Return, from the lines below, each one that includes the word "Connection".

(Source records)
━━━━━━━━

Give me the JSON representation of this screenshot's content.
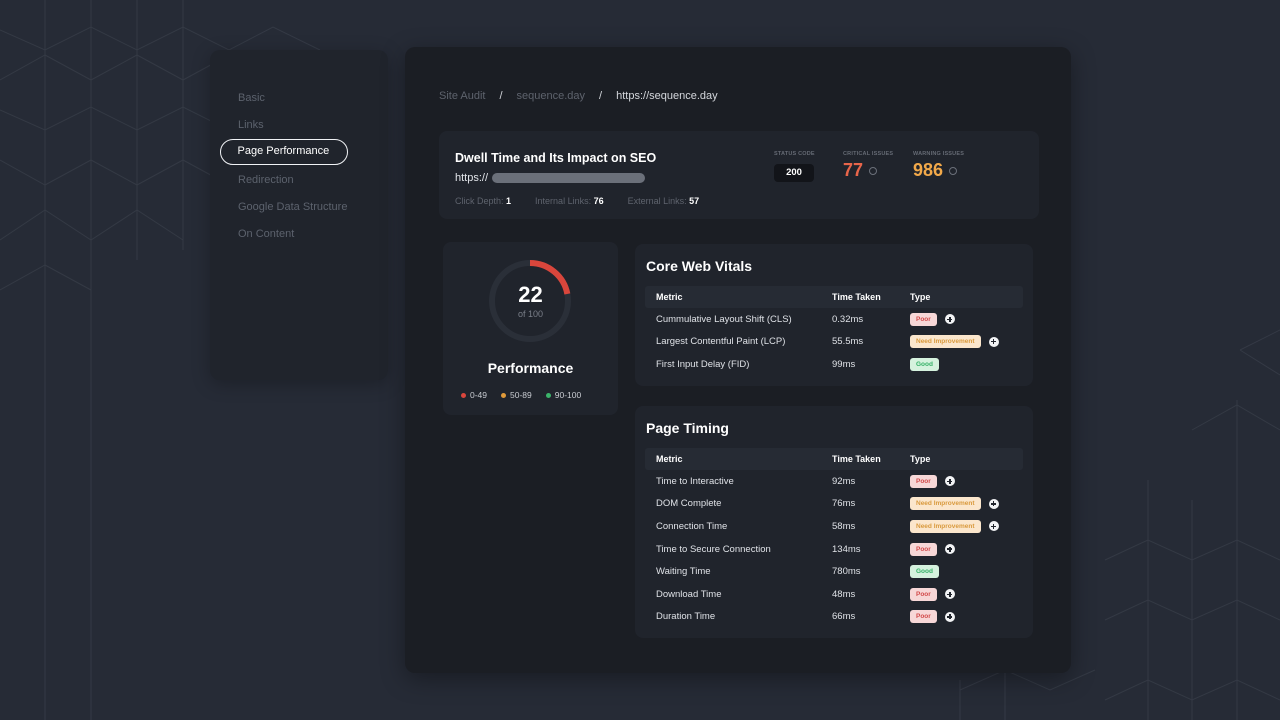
{
  "sidebar": {
    "items": [
      {
        "label": "Basic",
        "active": false
      },
      {
        "label": "Links",
        "active": false
      },
      {
        "label": "Page Performance",
        "active": true
      },
      {
        "label": "Redirection",
        "active": false
      },
      {
        "label": "Google Data Structure",
        "active": false
      },
      {
        "label": "On Content",
        "active": false
      }
    ]
  },
  "breadcrumb": {
    "items": [
      "Site Audit",
      "sequence.day",
      "https://sequence.day"
    ],
    "separator": "/"
  },
  "page": {
    "title": "Dwell Time and Its Impact on SEO",
    "url_prefix": "https://",
    "click_depth_label": "Click Depth:",
    "click_depth": "1",
    "internal_links_label": "Internal Links:",
    "internal_links": "76",
    "external_links_label": "External Links:",
    "external_links": "57",
    "stats": {
      "status_code_label": "STATUS CODE",
      "status_code": "200",
      "critical_label": "CRITICAL ISSUES",
      "critical": "77",
      "warning_label": "WARNING ISSUES",
      "warning": "986"
    }
  },
  "performance": {
    "score": "22",
    "score_value": 22,
    "max": 100,
    "score_sub": "of 100",
    "title": "Performance",
    "legend": [
      {
        "label": "0-49",
        "color": "#d9463c"
      },
      {
        "label": "50-89",
        "color": "#e09a3a"
      },
      {
        "label": "90-100",
        "color": "#3bb46a"
      }
    ]
  },
  "colors": {
    "poor": "#d9463c",
    "critical": "#e8654a",
    "warning": "#f2a94a",
    "track": "#2a2f38"
  },
  "core_web_vitals": {
    "title": "Core Web Vitals",
    "headers": [
      "Metric",
      "Time Taken",
      "Type"
    ],
    "rows": [
      {
        "metric": "Cummulative Layout Shift (CLS)",
        "time": "0.32ms",
        "type": "Poor",
        "kind": "poor",
        "plus": true
      },
      {
        "metric": "Largest Contentful Paint (LCP)",
        "time": "55.5ms",
        "type": "Need Improvement",
        "kind": "need",
        "plus": true
      },
      {
        "metric": "First Input Delay (FID)",
        "time": "99ms",
        "type": "Good",
        "kind": "good",
        "plus": false
      }
    ]
  },
  "page_timing": {
    "title": "Page Timing",
    "headers": [
      "Metric",
      "Time Taken",
      "Type"
    ],
    "rows": [
      {
        "metric": "Time to Interactive",
        "time": "92ms",
        "type": "Poor",
        "kind": "poor",
        "plus": true
      },
      {
        "metric": "DOM Complete",
        "time": "76ms",
        "type": "Need Improvement",
        "kind": "need",
        "plus": true
      },
      {
        "metric": "Connection Time",
        "time": "58ms",
        "type": "Need Improvement",
        "kind": "need",
        "plus": true
      },
      {
        "metric": "Time to Secure Connection",
        "time": "134ms",
        "type": "Poor",
        "kind": "poor",
        "plus": true
      },
      {
        "metric": "Waiting Time",
        "time": "780ms",
        "type": "Good",
        "kind": "good",
        "plus": false
      },
      {
        "metric": "Download Time",
        "time": "48ms",
        "type": "Poor",
        "kind": "poor",
        "plus": true
      },
      {
        "metric": "Duration Time",
        "time": "66ms",
        "type": "Poor",
        "kind": "poor",
        "plus": true
      }
    ]
  }
}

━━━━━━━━

### SOLUTION FOR THIS TASK
        "metric": "Connection Time",
        "metric": "Time to Secure Connection",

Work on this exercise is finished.